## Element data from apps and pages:
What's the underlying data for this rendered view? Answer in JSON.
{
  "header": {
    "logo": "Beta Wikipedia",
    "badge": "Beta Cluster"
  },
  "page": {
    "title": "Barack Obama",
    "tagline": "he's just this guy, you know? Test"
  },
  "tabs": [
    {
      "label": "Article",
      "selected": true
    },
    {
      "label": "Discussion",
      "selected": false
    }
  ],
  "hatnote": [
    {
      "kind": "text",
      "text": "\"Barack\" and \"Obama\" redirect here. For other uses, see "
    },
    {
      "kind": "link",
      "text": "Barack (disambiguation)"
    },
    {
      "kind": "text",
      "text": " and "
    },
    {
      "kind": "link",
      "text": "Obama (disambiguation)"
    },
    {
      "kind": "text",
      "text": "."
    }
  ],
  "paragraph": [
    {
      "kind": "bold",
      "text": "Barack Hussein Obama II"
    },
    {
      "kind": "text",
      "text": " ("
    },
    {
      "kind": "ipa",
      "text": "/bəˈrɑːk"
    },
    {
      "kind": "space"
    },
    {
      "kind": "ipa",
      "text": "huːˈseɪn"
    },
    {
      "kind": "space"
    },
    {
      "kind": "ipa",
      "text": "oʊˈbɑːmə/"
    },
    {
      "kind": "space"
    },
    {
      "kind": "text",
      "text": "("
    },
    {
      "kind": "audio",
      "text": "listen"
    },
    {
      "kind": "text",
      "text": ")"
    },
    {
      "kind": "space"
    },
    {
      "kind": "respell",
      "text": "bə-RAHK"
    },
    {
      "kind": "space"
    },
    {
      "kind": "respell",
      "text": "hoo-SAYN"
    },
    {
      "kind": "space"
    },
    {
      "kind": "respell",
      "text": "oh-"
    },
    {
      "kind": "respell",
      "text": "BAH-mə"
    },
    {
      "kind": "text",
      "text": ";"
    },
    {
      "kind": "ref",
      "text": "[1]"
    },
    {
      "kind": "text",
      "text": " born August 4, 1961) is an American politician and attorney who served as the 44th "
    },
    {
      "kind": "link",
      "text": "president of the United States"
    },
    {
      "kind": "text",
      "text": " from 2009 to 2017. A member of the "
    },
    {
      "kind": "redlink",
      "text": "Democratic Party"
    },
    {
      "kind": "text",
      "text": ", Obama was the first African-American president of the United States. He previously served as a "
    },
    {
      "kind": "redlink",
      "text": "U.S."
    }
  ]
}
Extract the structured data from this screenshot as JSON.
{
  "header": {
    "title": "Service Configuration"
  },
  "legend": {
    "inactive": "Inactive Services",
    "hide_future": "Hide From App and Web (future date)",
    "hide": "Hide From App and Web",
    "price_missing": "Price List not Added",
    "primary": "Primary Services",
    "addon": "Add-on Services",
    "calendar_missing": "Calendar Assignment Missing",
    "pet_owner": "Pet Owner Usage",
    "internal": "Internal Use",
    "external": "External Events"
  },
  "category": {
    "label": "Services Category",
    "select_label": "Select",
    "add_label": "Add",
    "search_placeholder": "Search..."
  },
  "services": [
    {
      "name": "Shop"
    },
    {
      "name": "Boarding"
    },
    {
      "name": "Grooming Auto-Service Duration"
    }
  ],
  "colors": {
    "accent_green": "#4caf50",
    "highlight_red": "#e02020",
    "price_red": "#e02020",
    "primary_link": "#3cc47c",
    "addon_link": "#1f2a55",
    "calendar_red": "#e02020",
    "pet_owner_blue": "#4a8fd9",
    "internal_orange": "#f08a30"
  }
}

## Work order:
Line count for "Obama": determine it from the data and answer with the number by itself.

## Output below:
5